The Los Angeles County Department of Public Health has closed several miles of beaches from Ballona Creek south to the Manhattan Beach Pier through at least Thursday, November 30th, while the Los Angeles City Hyperion Treatment Plant in Playa del Rey inspects a pipeline that carries treated sewage five miles offshore.

Department of Public Health officials said they closed the stretch of beaches, which includes Dockweiler State Beach in Playa del Rey, beginning early Tuesday, November 28th, as a precaution to protect the health of visitors to the beaches during the pipeline inspection.

“Given the responsibility of [the Department of] Public Health to protect the health of Los Angeles County residents and visitors to our beaches, we are taking precautionary measures to close the beaches that may be most affected by the treatment plant’s assessment operations,” said Jonathan Fielding, Department of Public Health director and health officer.

Hyperion Treatment Plant officials closed down an outfall sewage pipeline in order to assess the structural conditions, evaluate its reliability, estimate its remaining durability and determine measures to ensure usability, Department of Public Health officials said.

Divers inspected the interior of the pipeline to look for crevices in the structure and at the joints, said Alfonso Medina, Department of Public Health director of environmental protection.

The plant annually inspects the exterior of the outfall pipeline, but this is the first time the interior of the pipe has been inspected since it was built in 1960, Medina said.

During the inspection, the diverted sewage fluid from the pipeline is being sent to another pipeline that runs one mile out to sea, officials said.

The department has a “very extensive monitoring system” of the ocean water in place while the inspections are conducted, Medina said.

Department of Public Health officials said they worked with the City of Los Angeles to coordinate efforts to assess the potential impact of the sewage diversion on the surrounding beaches.

“There are a lot of different agencies that have come together to ensure it is done as safely as possible,” County Supervisor Don Knabe’s spokesman David Sommers said of the inspection project.

But with the potential for effluent from the pipeline to come onto the shore during the project, Public Health officials chose to close the stretch of beaches to help protect the health of beachgoers, he said.

“We would rather err on the side of caution and public safety and will actively monitor the beaches and ocean water to ensure safe water conditions,” Fielding said in announcing the closure of the beaches.

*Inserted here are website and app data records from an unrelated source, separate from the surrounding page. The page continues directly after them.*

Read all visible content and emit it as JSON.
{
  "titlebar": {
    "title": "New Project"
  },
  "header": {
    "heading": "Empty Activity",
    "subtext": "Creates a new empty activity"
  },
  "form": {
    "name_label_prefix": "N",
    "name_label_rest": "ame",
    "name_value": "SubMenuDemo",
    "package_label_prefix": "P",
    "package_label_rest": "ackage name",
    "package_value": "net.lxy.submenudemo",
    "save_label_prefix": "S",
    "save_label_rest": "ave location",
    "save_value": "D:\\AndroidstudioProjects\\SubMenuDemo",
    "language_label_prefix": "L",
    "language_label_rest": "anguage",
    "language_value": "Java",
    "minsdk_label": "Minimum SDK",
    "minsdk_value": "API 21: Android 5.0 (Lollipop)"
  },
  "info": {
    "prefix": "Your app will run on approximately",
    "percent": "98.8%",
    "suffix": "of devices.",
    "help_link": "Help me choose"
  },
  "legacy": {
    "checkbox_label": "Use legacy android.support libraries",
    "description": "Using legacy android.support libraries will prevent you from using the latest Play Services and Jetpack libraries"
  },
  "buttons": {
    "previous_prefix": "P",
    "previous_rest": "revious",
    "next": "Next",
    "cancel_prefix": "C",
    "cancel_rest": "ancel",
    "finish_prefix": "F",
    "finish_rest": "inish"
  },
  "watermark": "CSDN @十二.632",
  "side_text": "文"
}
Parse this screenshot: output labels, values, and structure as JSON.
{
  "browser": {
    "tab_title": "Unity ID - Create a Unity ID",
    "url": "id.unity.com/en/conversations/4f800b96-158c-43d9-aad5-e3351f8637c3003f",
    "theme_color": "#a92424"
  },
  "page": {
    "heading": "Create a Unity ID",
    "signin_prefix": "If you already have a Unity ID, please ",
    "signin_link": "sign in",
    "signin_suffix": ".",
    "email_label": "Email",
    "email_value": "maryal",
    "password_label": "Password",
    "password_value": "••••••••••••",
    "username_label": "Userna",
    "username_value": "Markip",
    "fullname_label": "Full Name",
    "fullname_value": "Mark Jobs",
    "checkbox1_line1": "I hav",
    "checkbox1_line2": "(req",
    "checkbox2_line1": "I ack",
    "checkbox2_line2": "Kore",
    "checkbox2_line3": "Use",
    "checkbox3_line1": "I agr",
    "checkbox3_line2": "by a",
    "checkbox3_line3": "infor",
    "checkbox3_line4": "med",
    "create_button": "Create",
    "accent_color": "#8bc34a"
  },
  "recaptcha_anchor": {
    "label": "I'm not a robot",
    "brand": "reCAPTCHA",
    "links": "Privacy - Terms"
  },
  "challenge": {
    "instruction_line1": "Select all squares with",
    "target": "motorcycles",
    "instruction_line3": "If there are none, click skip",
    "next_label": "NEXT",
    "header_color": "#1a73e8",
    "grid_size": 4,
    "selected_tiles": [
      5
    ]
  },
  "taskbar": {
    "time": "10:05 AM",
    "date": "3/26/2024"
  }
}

Sommers added that it’s a difficult decision to have to close beaches but it’s necessary to take precautionary action when public health is concerned.

“There’s never a good time to close beaches but we’d always rather be on the safe than the sorry side,” Sommers said.